Power Play - Political cynicism has reached new heights in Parliament with the Speaker of the House accepting a statement the government has a Comprehensive Housing Plan as fact, because it was written in caps.
The government has desperately been churning out policies and initiatives in the hope of creating the perception it is on top of the housing crisis.
Figures out this week showing house prices rising at the fastest level in 12 years and the average Auckland price just a whisker away from $1 million show the government clearly is not.
The government has also tried to inspire confidence through its language, inserting the word "comprehensive" into any statements about its housing initiatives, and doggedly refusing to utter the word crisis. However, ministers now acknowledge it is a "challenge".
In the last day of the sitting session before a month long recess, National MP Todd Muller had a patsy question to the Building and Housing Minister Nick Smith, asking about house building under the "government's Comprehensive Housing Plan".
When questions for ministers are submitted, any statement of fact contained in them have to be authenticated and then approved before they are included in the list for question time.
Whether or not the government does in fact have a "comprehensive" plan for housing is clearly subjective, which was acknowledged by Mr Carter.
But then, with a straight face, the speaker advised the house he had been shown a National Party video that referred to the Comprehensive Housing Plan, therefore it was fact.
Let's hope that particular ploy doesn't catch on.
Regardless, this is a political problem that shows no signs of abating, and may well flow into election year.
While rising house prices may have benefited the National Party amongst its Auckland voters in recent years, as they enjoyed the benefits of the increasing value of their homes, housing unaffordability is becoming a generational issue.
There is simmering resentment within the generation below the baby boomers; saddled with student loans, locked out of the housing market, and becoming resigned to the fact there will be little left in the kitty to fund their retirement.
And like the student loan debate some years back, housing is an issue that is not just about the individual - parents, aunts, uncles and grandparents worry about the impact on younger members of the family, and in many cases are being asked to help out financially.
Labour forms its own plan

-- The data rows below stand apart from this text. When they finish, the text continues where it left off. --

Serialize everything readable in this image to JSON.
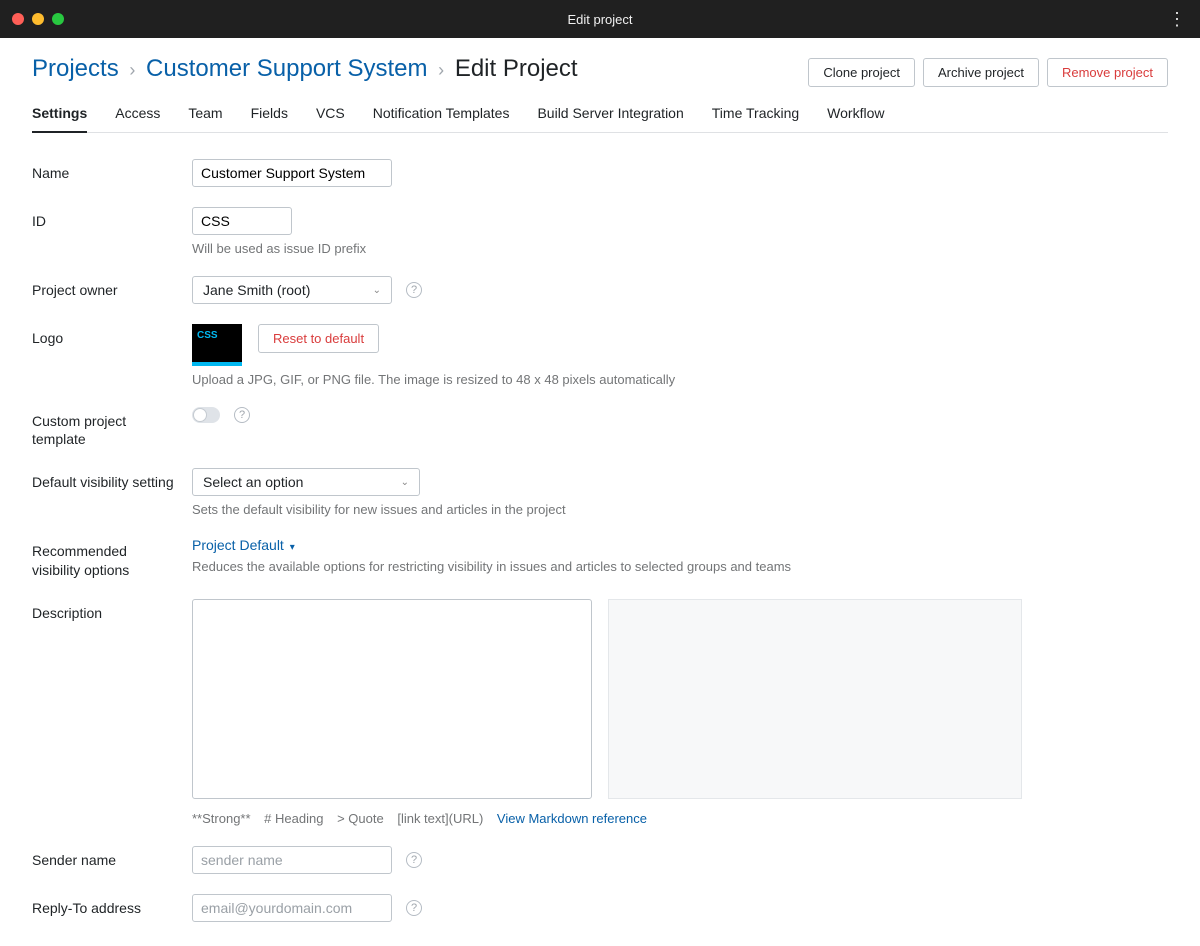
{
  "window": {
    "title": "Edit project"
  },
  "breadcrumb": {
    "root": "Projects",
    "project": "Customer Support System",
    "current": "Edit Project"
  },
  "actions": {
    "clone": "Clone project",
    "archive": "Archive project",
    "remove": "Remove project"
  },
  "tabs": [
    "Settings",
    "Access",
    "Team",
    "Fields",
    "VCS",
    "Notification Templates",
    "Build Server Integration",
    "Time Tracking",
    "Workflow"
  ],
  "active_tab_index": 0,
  "form": {
    "name": {
      "label": "Name",
      "value": "Customer Support System"
    },
    "id": {
      "label": "ID",
      "value": "CSS",
      "hint": "Will be used as issue ID prefix"
    },
    "owner": {
      "label": "Project owner",
      "value": "Jane Smith (root)"
    },
    "logo": {
      "label": "Logo",
      "tile_text": "CSS",
      "reset": "Reset to default",
      "hint": "Upload a JPG, GIF, or PNG file. The image is resized to 48 x 48 pixels automatically"
    },
    "custom_template": {
      "label": "Custom project template"
    },
    "default_visibility": {
      "label": "Default visibility setting",
      "placeholder": "Select an option",
      "hint": "Sets the default visibility for new issues and articles in the project"
    },
    "recommended_visibility": {
      "label": "Recommended visibility options",
      "value": "Project Default",
      "hint": "Reduces the available options for restricting visibility in issues and articles to selected groups and teams"
    },
    "description": {
      "label": "Description",
      "md_hints": {
        "strong": "**Strong**",
        "heading": "# Heading",
        "quote": "> Quote",
        "link": "[link text](URL)"
      },
      "md_reference": "View Markdown reference"
    },
    "sender_name": {
      "label": "Sender name",
      "placeholder": "sender name"
    },
    "reply_to": {
      "label": "Reply-To address",
      "placeholder": "email@yourdomain.com"
    }
  }
}
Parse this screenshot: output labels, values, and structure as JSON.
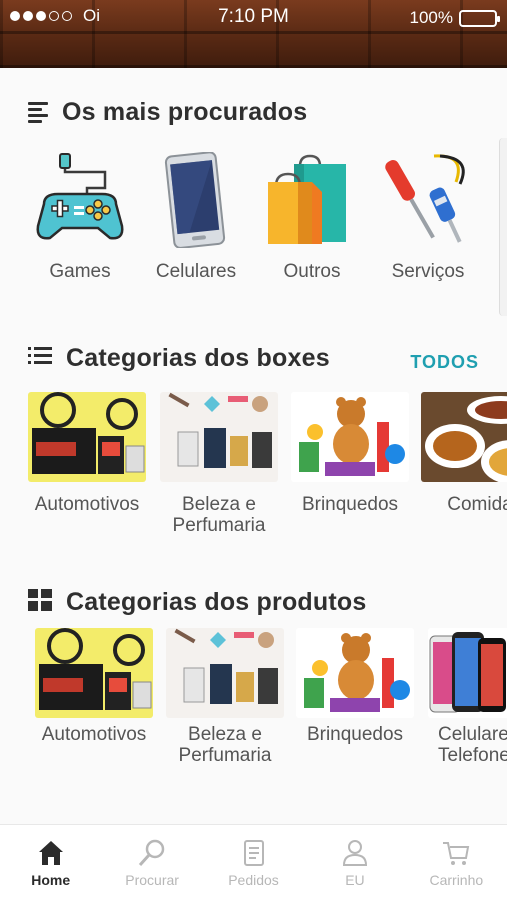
{
  "status_bar": {
    "carrier": "Oi",
    "time": "7:10 PM",
    "battery": "100%"
  },
  "sections": {
    "popular": {
      "title": "Os mais procurados",
      "items": [
        {
          "label": "Games",
          "icon": "gamepad-icon"
        },
        {
          "label": "Celulares",
          "icon": "smartphone-icon"
        },
        {
          "label": "Outros",
          "icon": "shopping-bags-icon"
        },
        {
          "label": "Serviços",
          "icon": "screwdriver-icon"
        }
      ]
    },
    "boxes": {
      "title": "Categorias dos boxes",
      "all_label": "TODOS",
      "items": [
        {
          "label": "Automotivos"
        },
        {
          "label": "Beleza e\nPerfumaria"
        },
        {
          "label": "Brinquedos"
        },
        {
          "label": "Comida"
        }
      ]
    },
    "products": {
      "title": "Categorias dos produtos",
      "items": [
        {
          "label": "Automotivos"
        },
        {
          "label": "Beleza e\nPerfumaria"
        },
        {
          "label": "Brinquedos"
        },
        {
          "label": "Celulares e\nTelefones"
        }
      ]
    }
  },
  "tabbar": {
    "items": [
      {
        "label": "Home",
        "icon": "home-icon",
        "active": true
      },
      {
        "label": "Procurar",
        "icon": "search-icon",
        "active": false
      },
      {
        "label": "Pedidos",
        "icon": "orders-icon",
        "active": false
      },
      {
        "label": "EU",
        "icon": "user-icon",
        "active": false
      },
      {
        "label": "Carrinho",
        "icon": "cart-icon",
        "active": false
      }
    ]
  },
  "colors": {
    "accent": "#1f9fb0",
    "text": "#2f2f2f",
    "muted": "#b7b7b7"
  }
}
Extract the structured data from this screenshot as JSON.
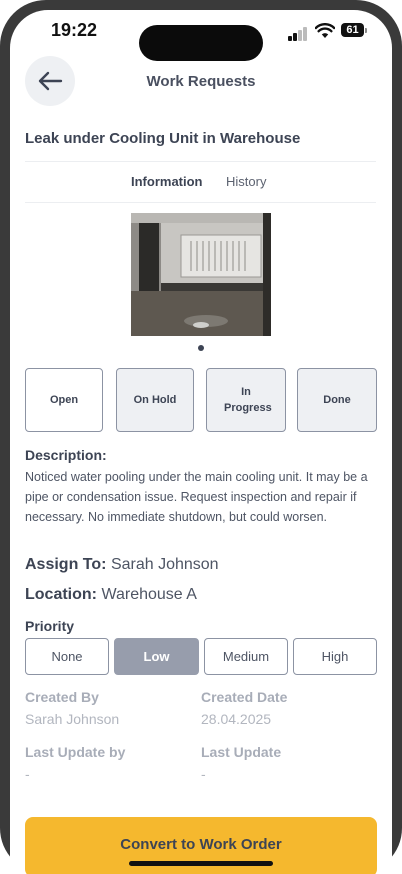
{
  "status_bar": {
    "time": "19:22",
    "battery": "61"
  },
  "header": {
    "title": "Work Requests"
  },
  "request": {
    "title": "Leak under Cooling Unit in Warehouse"
  },
  "tabs": [
    {
      "label": "Information",
      "active": true
    },
    {
      "label": "History",
      "active": false
    }
  ],
  "status_options": [
    {
      "label": "Open",
      "active": true
    },
    {
      "label": "On Hold",
      "active": false
    },
    {
      "label": "In Progress",
      "active": false
    },
    {
      "label": "Done",
      "active": false
    }
  ],
  "description": {
    "label": "Description:",
    "text": "Noticed water pooling under the main cooling unit. It may be a pipe or condensation issue. Request inspection and repair if necessary. No immediate shutdown, but could worsen."
  },
  "assign": {
    "label": "Assign To:",
    "value": "Sarah Johnson"
  },
  "location": {
    "label": "Location:",
    "value": "Warehouse A"
  },
  "priority": {
    "label": "Priority",
    "options": [
      "None",
      "Low",
      "Medium",
      "High"
    ],
    "selected": "Low"
  },
  "meta": {
    "created_by_label": "Created By",
    "created_by": "Sarah Johnson",
    "created_date_label": "Created Date",
    "created_date": "28.04.2025",
    "last_update_by_label": "Last Update by",
    "last_update_by": "-",
    "last_update_label": "Last Update",
    "last_update": "-"
  },
  "actions": {
    "convert_label": "Convert to Work Order"
  },
  "icons": {
    "back": "arrow-left-icon",
    "wifi": "wifi-icon",
    "signal": "cellular-signal-icon",
    "battery": "battery-icon"
  },
  "colors": {
    "accent": "#f5b82e",
    "selected_priority": "#979dac",
    "text": "#3d4454"
  }
}
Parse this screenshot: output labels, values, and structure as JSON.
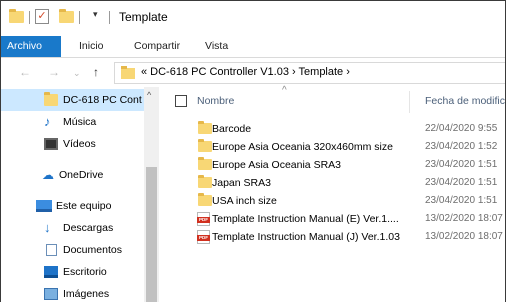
{
  "window": {
    "title": "Template"
  },
  "ribbon": {
    "tabs": [
      {
        "label": "Archivo",
        "active": true
      },
      {
        "label": "Inicio"
      },
      {
        "label": "Compartir"
      },
      {
        "label": "Vista"
      }
    ]
  },
  "address": {
    "path": "« DC-618 PC Controller V1.03 › Template ›"
  },
  "navpane": {
    "items": [
      {
        "label": "DC-618 PC Cont",
        "icon": "folder-icon",
        "selected": true
      },
      {
        "label": "Música",
        "icon": "music-icon"
      },
      {
        "label": "Vídeos",
        "icon": "video-icon"
      },
      {
        "label": "OneDrive",
        "icon": "cloud-icon"
      },
      {
        "label": "Este equipo",
        "icon": "computer-icon"
      },
      {
        "label": "Descargas",
        "icon": "download-icon"
      },
      {
        "label": "Documentos",
        "icon": "document-icon"
      },
      {
        "label": "Escritorio",
        "icon": "desktop-icon"
      },
      {
        "label": "Imágenes",
        "icon": "pictures-icon"
      }
    ]
  },
  "content": {
    "columns": {
      "name": "Nombre",
      "date": "Fecha de modific"
    },
    "files": [
      {
        "name": "Barcode",
        "date": "22/04/2020 9:55",
        "type": "folder"
      },
      {
        "name": "Europe Asia Oceania 320x460mm size",
        "date": "23/04/2020 1:52",
        "type": "folder"
      },
      {
        "name": "Europe Asia Oceania SRA3",
        "date": "23/04/2020 1:51",
        "type": "folder"
      },
      {
        "name": "Japan SRA3",
        "date": "23/04/2020 1:51",
        "type": "folder"
      },
      {
        "name": "USA inch size",
        "date": "23/04/2020 1:51",
        "type": "folder"
      },
      {
        "name": "Template Instruction Manual (E) Ver.1....",
        "date": "13/02/2020 18:07",
        "type": "pdf"
      },
      {
        "name": "Template Instruction Manual (J) Ver.1.03",
        "date": "13/02/2020 18:07",
        "type": "pdf"
      }
    ]
  },
  "colors": {
    "accent": "#1979ca",
    "folder": "#f8d775",
    "selection": "#cce8ff",
    "pdf": "#d1301f"
  }
}
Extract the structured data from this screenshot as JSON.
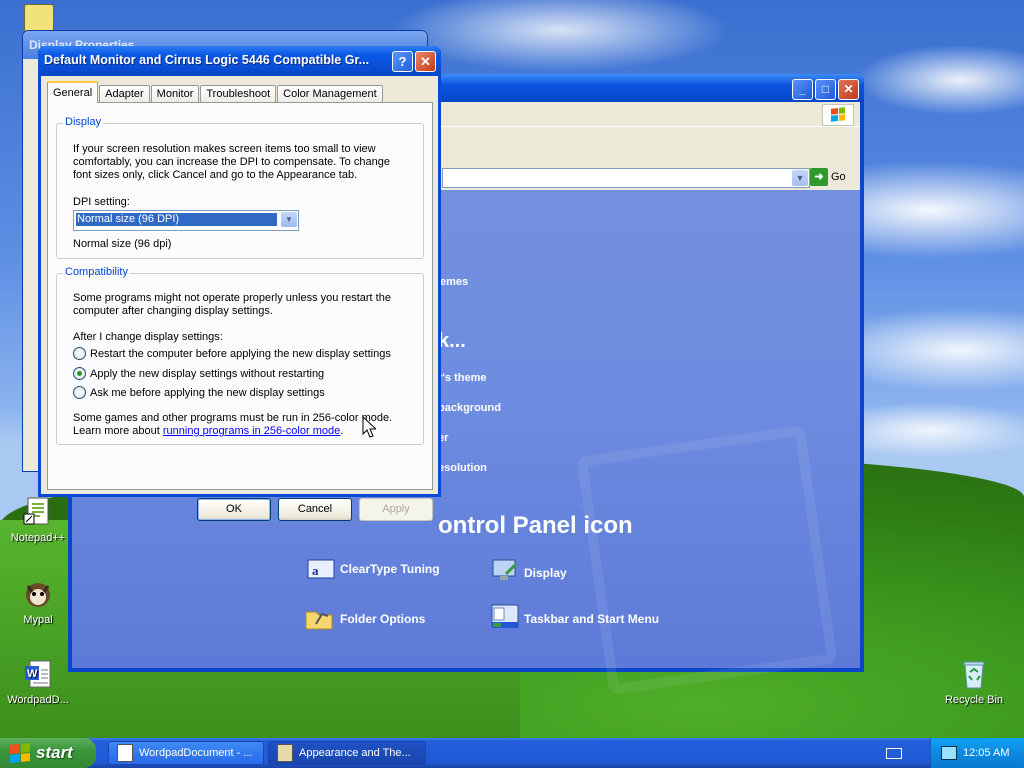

All of this presents an opportunity for Labour, which has promised its own "comprehensive" housing plan, built around its 100th year centenary.
The first of its policies is to create thousands of new emergency housing places, mainly by funnelling money through non-government organisations.
The rest of the plan will be based on the existing Kiwibuild policy, constructing 100,000 homes with the government involved.
Last year the National government introduced what it calls the "brightline" test, aimed at dampening demand - taxing capital gains on houses bought or sold within two years, excluding the family home.
Labour is likely to build on this policy, potentially extending eligibility past the two years to cover more houses, and make it harder for speculators to get around the policy.
The advantage is the policy is already in place, so National has already done the explaining.
The disadvantage is it raises tricky questions about the Capital Gains Tax policy Labour took to the last election but has since abandoned, and why it can't come up with its own plan to reduce demand.
As well as being comprehensive, Labour's plan will also have to be credible; if it's too ambitious it will just become easy target practice for National Party ministers.
Long wait for new lending limits
Meanwhile, the Reserve Bank has effectively ignored the prime minister's not-so-subtle hint for the central bank to "get on with" imposing further lending limits on investors, particularly in Auckland.
Deputy Reserve Bank Governor Grant Spencer has acknowledged all of the pressures on the Auckland residential market, saying the heavy investor presence has the potential for greater financial instability, as evidence from overseas shows they are more likely to default on mortgages.
If a home owner defaults, they have to move out, but investors do not face the same prospect.
The bank also says even with the boost in supply, Auckland is probably 20,000 to 30,000 houses short of what is needed.
The supply side needs to be "urgently addressed" which Mr Spencer hopes will be delivered through Auckland's Unitary Plan.
The bank has also pointed out there are drivers the government itself can deal with, including migration and tax treatment.
But it is still talking about the end of the year before it extends lending limits based on the size of the deposit, or the buyer's income, compared with the value of the house.
Which, judging by the prime minister's comments earlier this week, will not be fast enough.